LOS ANGELES –Blake Griffin has completed something of a Mount Rushmore of dunks.

With 3:59 left in the third quarter of Wednesday night’s 111-105 win over the Celtics, Griffin created more than a highlight. He created a movement: as in taking over Twitter, overwhelming nightly sports broadcasts and shifting the bar on how a dunk can even be completed.

Griffin caught a bounce pass on a pick-and-roll from Jamal Crawford, gathered the ball in stride and took one step before leaping into, and over, Celtics forward Kris Humphries. Griffin was too far away from the rim to merely reach over Humphries and dunk it, so he seemingly elevated to another level, still, and threw the ball down through the basket, drawing a foul in the process.

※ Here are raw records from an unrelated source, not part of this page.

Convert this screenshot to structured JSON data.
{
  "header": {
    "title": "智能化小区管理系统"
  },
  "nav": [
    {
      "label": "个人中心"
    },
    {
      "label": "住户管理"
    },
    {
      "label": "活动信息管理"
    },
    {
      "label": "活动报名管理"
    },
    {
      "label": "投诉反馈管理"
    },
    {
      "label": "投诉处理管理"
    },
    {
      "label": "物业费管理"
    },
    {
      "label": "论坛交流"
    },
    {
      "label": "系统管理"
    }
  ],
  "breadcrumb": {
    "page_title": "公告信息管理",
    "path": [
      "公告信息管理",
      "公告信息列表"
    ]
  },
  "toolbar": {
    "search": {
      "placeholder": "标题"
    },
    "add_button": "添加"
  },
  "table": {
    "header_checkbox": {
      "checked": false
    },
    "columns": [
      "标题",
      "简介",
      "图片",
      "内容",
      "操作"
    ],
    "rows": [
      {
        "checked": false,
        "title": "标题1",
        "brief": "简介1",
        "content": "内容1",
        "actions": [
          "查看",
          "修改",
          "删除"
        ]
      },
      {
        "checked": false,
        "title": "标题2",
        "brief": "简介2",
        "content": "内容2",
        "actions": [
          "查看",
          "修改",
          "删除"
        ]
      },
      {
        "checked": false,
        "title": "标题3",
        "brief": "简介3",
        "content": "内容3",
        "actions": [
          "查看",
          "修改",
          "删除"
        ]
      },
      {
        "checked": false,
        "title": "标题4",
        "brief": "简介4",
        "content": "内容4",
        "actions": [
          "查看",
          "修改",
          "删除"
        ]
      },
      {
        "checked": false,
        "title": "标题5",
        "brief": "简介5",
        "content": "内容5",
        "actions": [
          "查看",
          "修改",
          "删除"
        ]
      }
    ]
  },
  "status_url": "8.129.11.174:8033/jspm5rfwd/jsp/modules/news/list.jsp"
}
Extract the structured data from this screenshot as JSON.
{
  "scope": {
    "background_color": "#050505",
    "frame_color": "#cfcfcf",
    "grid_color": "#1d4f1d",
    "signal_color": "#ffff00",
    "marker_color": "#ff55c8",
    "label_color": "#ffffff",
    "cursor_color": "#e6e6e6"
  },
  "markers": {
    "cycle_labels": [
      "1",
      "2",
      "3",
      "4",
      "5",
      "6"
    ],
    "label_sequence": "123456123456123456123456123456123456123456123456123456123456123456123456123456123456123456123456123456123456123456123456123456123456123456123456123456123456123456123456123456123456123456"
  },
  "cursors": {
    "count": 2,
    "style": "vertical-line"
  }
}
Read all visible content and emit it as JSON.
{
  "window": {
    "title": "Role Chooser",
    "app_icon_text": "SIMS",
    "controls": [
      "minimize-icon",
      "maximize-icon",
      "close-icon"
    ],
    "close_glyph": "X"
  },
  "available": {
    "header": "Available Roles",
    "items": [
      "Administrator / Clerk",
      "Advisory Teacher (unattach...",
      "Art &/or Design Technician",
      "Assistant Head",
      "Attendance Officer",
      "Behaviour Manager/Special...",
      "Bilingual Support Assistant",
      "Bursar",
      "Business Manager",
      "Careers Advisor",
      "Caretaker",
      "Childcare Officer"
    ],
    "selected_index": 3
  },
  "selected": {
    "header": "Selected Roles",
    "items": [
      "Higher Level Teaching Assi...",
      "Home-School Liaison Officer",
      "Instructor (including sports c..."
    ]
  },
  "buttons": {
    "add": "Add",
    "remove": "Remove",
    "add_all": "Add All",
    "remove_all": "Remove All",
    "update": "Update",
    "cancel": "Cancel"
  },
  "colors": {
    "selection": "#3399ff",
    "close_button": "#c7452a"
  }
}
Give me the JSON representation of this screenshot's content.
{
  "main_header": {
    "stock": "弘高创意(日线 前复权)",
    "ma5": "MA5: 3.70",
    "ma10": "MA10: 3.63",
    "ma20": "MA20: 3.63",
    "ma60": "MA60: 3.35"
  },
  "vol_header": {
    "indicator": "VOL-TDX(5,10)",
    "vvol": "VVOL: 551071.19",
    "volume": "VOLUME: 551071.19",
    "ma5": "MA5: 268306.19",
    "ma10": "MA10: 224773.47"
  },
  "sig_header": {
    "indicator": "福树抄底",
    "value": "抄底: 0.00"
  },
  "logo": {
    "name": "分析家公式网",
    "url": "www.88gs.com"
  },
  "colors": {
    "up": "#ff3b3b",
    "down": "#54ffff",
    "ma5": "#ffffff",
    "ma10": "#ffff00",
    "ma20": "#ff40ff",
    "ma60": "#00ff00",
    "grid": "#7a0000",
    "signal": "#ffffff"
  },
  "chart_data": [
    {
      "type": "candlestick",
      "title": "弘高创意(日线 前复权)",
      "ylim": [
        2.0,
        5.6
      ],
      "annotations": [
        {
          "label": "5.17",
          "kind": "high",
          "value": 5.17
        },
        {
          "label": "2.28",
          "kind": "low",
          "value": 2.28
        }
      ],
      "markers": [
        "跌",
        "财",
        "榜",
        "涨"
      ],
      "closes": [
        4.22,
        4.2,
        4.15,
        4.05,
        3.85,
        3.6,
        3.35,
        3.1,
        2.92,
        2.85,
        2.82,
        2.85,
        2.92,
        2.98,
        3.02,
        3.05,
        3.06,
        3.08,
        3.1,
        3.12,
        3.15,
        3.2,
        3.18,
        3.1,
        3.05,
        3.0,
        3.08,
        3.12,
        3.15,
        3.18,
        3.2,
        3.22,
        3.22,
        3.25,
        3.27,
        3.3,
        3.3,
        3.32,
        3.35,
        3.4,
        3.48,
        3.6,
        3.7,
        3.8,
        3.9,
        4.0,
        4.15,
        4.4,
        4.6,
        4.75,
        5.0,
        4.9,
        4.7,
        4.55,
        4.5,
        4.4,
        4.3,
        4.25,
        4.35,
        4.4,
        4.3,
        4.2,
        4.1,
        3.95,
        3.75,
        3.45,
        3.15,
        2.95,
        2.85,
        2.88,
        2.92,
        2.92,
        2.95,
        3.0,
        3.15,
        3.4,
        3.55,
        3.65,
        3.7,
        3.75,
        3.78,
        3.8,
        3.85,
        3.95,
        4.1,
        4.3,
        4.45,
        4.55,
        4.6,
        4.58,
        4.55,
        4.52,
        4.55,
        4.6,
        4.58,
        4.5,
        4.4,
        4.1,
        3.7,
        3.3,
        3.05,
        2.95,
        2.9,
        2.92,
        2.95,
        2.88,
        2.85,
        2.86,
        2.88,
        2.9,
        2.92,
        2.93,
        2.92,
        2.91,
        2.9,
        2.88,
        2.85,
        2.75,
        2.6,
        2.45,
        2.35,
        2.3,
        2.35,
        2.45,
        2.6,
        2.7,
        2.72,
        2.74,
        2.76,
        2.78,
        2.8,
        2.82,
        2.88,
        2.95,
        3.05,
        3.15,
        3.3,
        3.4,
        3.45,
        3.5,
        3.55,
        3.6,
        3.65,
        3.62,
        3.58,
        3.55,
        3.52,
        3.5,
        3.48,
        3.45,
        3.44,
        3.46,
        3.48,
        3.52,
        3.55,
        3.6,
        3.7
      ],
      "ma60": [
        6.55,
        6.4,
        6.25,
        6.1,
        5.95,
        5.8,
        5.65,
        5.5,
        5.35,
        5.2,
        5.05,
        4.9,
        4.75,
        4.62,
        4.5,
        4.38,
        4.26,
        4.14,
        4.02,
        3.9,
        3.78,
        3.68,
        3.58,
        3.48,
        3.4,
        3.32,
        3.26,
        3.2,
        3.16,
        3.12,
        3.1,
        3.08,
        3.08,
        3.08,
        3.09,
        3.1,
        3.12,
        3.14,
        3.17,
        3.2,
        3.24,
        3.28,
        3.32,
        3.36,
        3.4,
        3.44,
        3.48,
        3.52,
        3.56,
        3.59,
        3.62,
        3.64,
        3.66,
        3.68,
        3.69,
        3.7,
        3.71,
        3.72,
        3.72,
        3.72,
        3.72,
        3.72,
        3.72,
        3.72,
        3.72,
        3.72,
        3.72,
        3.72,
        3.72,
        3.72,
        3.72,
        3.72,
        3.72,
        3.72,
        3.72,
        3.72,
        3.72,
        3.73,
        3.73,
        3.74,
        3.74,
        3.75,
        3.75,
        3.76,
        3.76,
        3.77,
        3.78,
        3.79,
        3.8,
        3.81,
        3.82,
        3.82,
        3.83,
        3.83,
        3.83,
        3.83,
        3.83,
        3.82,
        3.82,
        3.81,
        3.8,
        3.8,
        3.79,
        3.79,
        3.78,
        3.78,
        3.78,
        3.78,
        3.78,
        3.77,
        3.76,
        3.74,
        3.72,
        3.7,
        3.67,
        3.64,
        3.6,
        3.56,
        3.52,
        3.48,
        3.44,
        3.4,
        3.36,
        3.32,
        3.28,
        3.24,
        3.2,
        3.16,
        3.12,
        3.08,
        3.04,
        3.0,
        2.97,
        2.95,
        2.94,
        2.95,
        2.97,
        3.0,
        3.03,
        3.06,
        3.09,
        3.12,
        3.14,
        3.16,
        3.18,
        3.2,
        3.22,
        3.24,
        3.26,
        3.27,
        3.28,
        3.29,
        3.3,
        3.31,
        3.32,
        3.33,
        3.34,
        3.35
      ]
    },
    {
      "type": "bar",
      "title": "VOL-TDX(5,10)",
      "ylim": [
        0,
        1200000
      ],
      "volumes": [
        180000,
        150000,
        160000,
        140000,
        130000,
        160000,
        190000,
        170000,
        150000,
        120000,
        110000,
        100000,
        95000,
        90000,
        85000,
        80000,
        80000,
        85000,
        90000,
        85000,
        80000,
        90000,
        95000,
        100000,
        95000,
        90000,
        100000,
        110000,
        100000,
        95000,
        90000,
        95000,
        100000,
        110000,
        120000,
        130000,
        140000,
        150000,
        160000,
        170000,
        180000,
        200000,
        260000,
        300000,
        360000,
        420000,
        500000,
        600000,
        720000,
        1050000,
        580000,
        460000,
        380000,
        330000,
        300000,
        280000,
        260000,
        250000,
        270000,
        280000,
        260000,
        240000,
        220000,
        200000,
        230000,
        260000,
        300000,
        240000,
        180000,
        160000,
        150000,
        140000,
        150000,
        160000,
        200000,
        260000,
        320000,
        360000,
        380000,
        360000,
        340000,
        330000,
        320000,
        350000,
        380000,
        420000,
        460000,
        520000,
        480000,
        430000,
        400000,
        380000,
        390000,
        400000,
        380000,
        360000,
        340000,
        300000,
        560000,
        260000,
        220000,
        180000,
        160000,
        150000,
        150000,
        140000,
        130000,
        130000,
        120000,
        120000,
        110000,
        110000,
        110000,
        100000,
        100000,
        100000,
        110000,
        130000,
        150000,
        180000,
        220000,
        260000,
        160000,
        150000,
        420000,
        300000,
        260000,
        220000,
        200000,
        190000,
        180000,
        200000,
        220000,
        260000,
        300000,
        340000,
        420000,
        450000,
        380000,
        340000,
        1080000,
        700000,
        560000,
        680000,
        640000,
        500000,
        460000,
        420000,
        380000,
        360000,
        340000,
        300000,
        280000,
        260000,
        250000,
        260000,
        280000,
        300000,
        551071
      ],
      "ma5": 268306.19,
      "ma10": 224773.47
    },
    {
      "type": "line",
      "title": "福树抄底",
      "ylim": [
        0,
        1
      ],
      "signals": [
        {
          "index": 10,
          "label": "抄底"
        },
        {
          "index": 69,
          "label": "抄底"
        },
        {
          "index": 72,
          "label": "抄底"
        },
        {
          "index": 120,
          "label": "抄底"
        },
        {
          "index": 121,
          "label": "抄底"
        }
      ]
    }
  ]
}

“I thought it was a good read by Jamal,” said Griffin, who scored 29 points and converted the ensuing free throw after things settled down inside the arena. “It was good timing. Every time something like that happens, it’s always the situation that creates a type of play like that. Getting the ball at the right time, Jamal finding me, D.J. (DeAndre Jordan) is the in the right spot to make Kris Humphries be a little bit late on that. It’s really our execution.”

The whole thing looked eerily familiar to three other dunks in the pantheon of third-quarter throwdowns in Griffin’s brief but astounding career. The Mozgov was the original, perhaps the George Washington. His dunk over Kendrick Perkins in January 2012 could be the most… monumental. The Perkins dunk was so iconic that when Griffin did something similar a few months later against Pau Gasol it was seemingly awash in the previous two.

Griffin’s not one for ranking them, but his teammate Ryan Hollins did.

“He jumped from even further out than I knew,” Hollins said. “His back foot was at about the elbow. So, when he jumped he threw it in over Kris Humphries and I thought Hump tried to contest. He was there in time. Because of the magnitude of the game [two years ago], it’s up there with Kendrick Perkins. I kind of one want to say the Perkins one more because of his reputation as a shot blocker, but, man, this is in a tie right in there for second or third. Oh, my goodness.”

Jordan, who has the Brandon Knight dunk from last March on his own greatest hits, had a similar reaction to Hollins: borderline astonishment.

“I don‘t know if you saw me, but I was like, ‘Oh my god, that was nasty,‘” Jordan said. “I was looking up, I was trying to hurry up and see the replay. I don‘t even care about the free throw. I just want to see the replay.”

Crawford added: “J.J. [Redick] showed me the Clippers’ Instagram picture and if you look at the picture, there’s no way you would have guessed that Blake would’ve made that dunk. No way. It looks unbelievable and I can’t wait to go home and watch it on YouTube.”

For Griffin, it is not about creating an in-arena buzz or holding social media captive. It’s the kind of play that he hopes can alter the tide of a game.

“Especially late in games, you’ll kind of use anything to get you going,” Griffin said. “If that’s what it is and it gets us going then I hope it works. But we can’t rely on a big play like that to get us going.”

Still, on Wednesday with the Clippers up just two points, the play did get them going. The Clippers extended the lead to 100-84 over the seven minutes that followed Griffin’s posterization of Humphries. It was a shot of adrenaline in many ways, even if Griffin had more of a placid look on his face after completing it.

“It’s one of those things as a basketball player we’re supposed to make plays,” Griffin said. “I’m not going to get too overly excited about a play in the third quarter when we should be playing much better, especially in that situation. I might be a little bit happier on the inside than I show on the outside.”

Needless to say, millions of NBA fans worldwide did little to hide their emotions.

The play was shown multiple times in the arena. The Prime Ticket broadcast showed a replay of it out of nearly all of their television timeouts from then until the end of the game. It was nearing midnight on the West Coast, more than three hours after the dunk reverberated through Staples Center and “Blake Griffin” was trending No. 1on Twitter, followed by “Kris Humphries.”

That’s enough to know the Humphries will live well beyond Jan. 8, 2014. It’s permanently etched near the top of Griffin’s mountain of dunks.